= Beginning of Section =

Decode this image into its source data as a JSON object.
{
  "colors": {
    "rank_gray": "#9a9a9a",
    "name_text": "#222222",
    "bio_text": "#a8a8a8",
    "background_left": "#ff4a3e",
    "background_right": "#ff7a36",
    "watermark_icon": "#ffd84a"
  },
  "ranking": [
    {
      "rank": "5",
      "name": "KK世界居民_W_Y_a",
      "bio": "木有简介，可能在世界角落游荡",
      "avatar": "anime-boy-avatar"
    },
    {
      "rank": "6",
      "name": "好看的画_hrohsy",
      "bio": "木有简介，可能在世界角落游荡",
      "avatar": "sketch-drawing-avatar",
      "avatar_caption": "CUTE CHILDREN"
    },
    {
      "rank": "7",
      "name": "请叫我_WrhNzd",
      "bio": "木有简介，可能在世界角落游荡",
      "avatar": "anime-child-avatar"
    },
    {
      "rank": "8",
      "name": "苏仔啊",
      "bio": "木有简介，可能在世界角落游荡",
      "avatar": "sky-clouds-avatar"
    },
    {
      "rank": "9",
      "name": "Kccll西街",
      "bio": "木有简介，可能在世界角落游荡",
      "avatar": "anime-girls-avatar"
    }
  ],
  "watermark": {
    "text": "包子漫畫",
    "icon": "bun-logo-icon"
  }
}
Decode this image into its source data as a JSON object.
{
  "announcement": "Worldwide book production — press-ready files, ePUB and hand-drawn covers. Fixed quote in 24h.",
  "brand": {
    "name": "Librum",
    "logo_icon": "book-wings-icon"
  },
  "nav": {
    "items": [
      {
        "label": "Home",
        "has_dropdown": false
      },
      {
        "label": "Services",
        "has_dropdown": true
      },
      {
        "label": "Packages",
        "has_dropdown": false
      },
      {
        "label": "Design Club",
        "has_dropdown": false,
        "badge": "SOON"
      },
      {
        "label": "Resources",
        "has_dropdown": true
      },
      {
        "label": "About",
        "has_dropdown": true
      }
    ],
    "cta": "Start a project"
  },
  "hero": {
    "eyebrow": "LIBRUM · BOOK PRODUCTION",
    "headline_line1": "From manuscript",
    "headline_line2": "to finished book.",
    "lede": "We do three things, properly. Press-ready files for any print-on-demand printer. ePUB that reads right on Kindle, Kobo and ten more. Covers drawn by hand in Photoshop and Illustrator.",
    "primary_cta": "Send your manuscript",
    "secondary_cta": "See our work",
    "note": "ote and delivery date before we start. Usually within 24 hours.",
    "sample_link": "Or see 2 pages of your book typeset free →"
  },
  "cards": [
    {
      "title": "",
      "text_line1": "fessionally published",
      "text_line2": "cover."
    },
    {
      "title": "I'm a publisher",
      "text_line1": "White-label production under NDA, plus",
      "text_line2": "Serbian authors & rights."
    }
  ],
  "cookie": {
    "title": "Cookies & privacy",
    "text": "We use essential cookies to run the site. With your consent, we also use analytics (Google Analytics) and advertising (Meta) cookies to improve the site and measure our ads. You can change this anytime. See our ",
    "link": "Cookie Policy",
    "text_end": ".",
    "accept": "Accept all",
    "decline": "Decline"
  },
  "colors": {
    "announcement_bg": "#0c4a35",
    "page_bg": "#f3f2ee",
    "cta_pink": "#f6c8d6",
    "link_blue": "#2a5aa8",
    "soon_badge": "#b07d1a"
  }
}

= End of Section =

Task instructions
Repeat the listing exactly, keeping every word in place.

Task answer
Decode this image into its source data as a JSON object.
{
  "colors": {
    "rank_gray": "#9a9a9a",
    "name_text": "#222222",
    "bio_text": "#a8a8a8",
    "background_left": "#ff4a3e",
    "background_right": "#ff7a36",
    "watermark_icon": "#ffd84a"
  },
  "ranking": [
    {
      "rank": "5",
      "name": "KK世界居民_W_Y_a",
      "bio": "木有简介，可能在世界角落游荡",
      "avatar": "anime-boy-avatar"
    },
    {
      "rank": "6",
      "name": "好看的画_hrohsy",
      "bio": "木有简介，可能在世界角落游荡",
      "avatar": "sketch-drawing-avatar",
      "avatar_caption": "CUTE CHILDREN"
    },
    {
      "rank": "7",
      "name": "请叫我_WrhNzd",
      "bio": "木有简介，可能在世界角落游荡",
      "avatar": "anime-child-avatar"
    },
    {
      "rank": "8",
      "name": "苏仔啊",
      "bio": "木有简介，可能在世界角落游荡",
      "avatar": "sky-clouds-avatar"
    },
    {
      "rank": "9",
      "name": "Kccll西街",
      "bio": "木有简介，可能在世界角落游荡",
      "avatar": "anime-girls-avatar"
    }
  ],
  "watermark": {
    "text": "包子漫畫",
    "icon": "bun-logo-icon"
  }
}
Decode this image into its source data as a JSON object.
{
  "announcement": "Worldwide book production — press-ready files, ePUB and hand-drawn covers. Fixed quote in 24h.",
  "brand": {
    "name": "Librum",
    "logo_icon": "book-wings-icon"
  },
  "nav": {
    "items": [
      {
        "label": "Home",
        "has_dropdown": false
      },
      {
        "label": "Services",
        "has_dropdown": true
      },
      {
        "label": "Packages",
        "has_dropdown": false
      },
      {
        "label": "Design Club",
        "has_dropdown": false,
        "badge": "SOON"
      },
      {
        "label": "Resources",
        "has_dropdown": true
      },
      {
        "label": "About",
        "has_dropdown": true
      }
    ],
    "cta": "Start a project"
  },
  "hero": {
    "eyebrow": "LIBRUM · BOOK PRODUCTION",
    "headline_line1": "From manuscript",
    "headline_line2": "to finished book.",
    "lede": "We do three things, properly. Press-ready files for any print-on-demand printer. ePUB that reads right on Kindle, Kobo and ten more. Covers drawn by hand in Photoshop and Illustrator.",
    "primary_cta": "Send your manuscript",
    "secondary_cta": "See our work",
    "note": "ote and delivery date before we start. Usually within 24 hours.",
    "sample_link": "Or see 2 pages of your book typeset free →"
  },
  "cards": [
    {
      "title": "",
      "text_line1": "fessionally published",
      "text_line2": "cover."
    },
    {
      "title": "I'm a publisher",
      "text_line1": "White-label production under NDA, plus",
      "text_line2": "Serbian authors & rights."
    }
  ],
  "cookie": {
    "title": "Cookies & privacy",
    "text": "We use essential cookies to run the site. With your consent, we also use analytics (Google Analytics) and advertising (Meta) cookies to improve the site and measure our ads. You can change this anytime. See our ",
    "link": "Cookie Policy",
    "text_end": ".",
    "accept": "Accept all",
    "decline": "Decline"
  },
  "colors": {
    "announcement_bg": "#0c4a35",
    "page_bg": "#f3f2ee",
    "cta_pink": "#f6c8d6",
    "link_blue": "#2a5aa8",
    "soon_badge": "#b07d1a"
  }
}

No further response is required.